This is particularly evident in his role as chaplain to the university. ‘It’s very much a ministry of presence. I’m learning the ropes of university life, post-Covid especially, and the challenges. There are many international students who are home sick or disconnected from their families and disconnected from their faith.

Australia can be very different with its faith expression or lack of, so it’s about being available to those students – Catholics and anyone else – who’d like a chat. For young people, especially on a university campus, to see a young guy dressed as a priest can certainly draw looks and a second take. They’re probably thinking, “Where’s the costume party?”’

When it comes to his own parish ministry, Daryl said, ‘it’s about making faith and experience in the parish, personal’. ‘Our Lord calls us by name, and he knows us, and he loves us.’

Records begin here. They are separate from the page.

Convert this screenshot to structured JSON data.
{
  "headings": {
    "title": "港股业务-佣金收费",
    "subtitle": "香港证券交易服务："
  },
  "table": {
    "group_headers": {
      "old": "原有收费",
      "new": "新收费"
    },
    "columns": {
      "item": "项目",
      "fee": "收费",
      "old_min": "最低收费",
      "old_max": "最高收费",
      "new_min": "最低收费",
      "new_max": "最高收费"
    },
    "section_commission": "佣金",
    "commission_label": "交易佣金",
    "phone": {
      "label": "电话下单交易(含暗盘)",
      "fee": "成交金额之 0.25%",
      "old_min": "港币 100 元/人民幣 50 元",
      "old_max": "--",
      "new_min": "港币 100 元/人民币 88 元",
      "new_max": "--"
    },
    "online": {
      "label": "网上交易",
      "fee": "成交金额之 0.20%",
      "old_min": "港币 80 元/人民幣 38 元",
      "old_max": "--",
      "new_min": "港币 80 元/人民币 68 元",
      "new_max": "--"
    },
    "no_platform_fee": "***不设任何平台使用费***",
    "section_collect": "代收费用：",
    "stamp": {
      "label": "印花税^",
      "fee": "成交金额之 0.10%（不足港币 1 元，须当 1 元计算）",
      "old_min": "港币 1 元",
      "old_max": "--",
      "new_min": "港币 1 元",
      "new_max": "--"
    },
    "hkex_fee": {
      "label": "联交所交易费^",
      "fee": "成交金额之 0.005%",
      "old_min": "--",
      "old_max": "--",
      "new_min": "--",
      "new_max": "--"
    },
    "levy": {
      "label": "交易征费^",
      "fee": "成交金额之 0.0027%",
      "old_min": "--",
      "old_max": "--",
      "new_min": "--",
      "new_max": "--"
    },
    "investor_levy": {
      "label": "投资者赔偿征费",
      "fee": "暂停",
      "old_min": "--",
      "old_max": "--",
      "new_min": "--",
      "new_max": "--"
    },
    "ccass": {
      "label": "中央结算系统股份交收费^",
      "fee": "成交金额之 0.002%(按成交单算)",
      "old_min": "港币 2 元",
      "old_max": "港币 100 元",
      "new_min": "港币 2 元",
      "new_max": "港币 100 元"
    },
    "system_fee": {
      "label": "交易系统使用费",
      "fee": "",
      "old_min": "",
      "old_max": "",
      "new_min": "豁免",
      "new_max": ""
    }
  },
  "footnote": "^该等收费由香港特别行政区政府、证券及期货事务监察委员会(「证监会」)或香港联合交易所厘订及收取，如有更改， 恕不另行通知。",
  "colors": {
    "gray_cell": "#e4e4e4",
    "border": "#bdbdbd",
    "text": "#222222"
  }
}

This is a message he wants to convey to everyone, but particularly to those discerning the priesthood or religious life: ‘This is personal, and this is you. God’s calling you. It doesn’t need to be the big or the great guys, the average guys get called too. It’s about responding to his call.’ Daryle hopes to help those he encounters to understand that each encounter with God is ‘personal’ and ‘real’.

Fr Daryl says prayer is key. ‘I say this to the school kids a lot: Prayer is wasting time with God. You only waste time with people you care about. So, waste time with God. Care about him, he cares about you. Get to know him. And he’ll make it clear.

‘I think a lot of people get caught up with wanting to know exactly what God’s will is and I’ll do it. I think the first step is wanting to do God’s will, before you even know what it is. If you want to do God’s will, you’re already on the right path. God won’t lead you astray.’

If you’re interested in exploring a call to follow Christ more deeply, please contact Fr Jerome Santamaria, Vocations Director for the Catholic Archdiocese of Melbourne, or visit the Vocations website.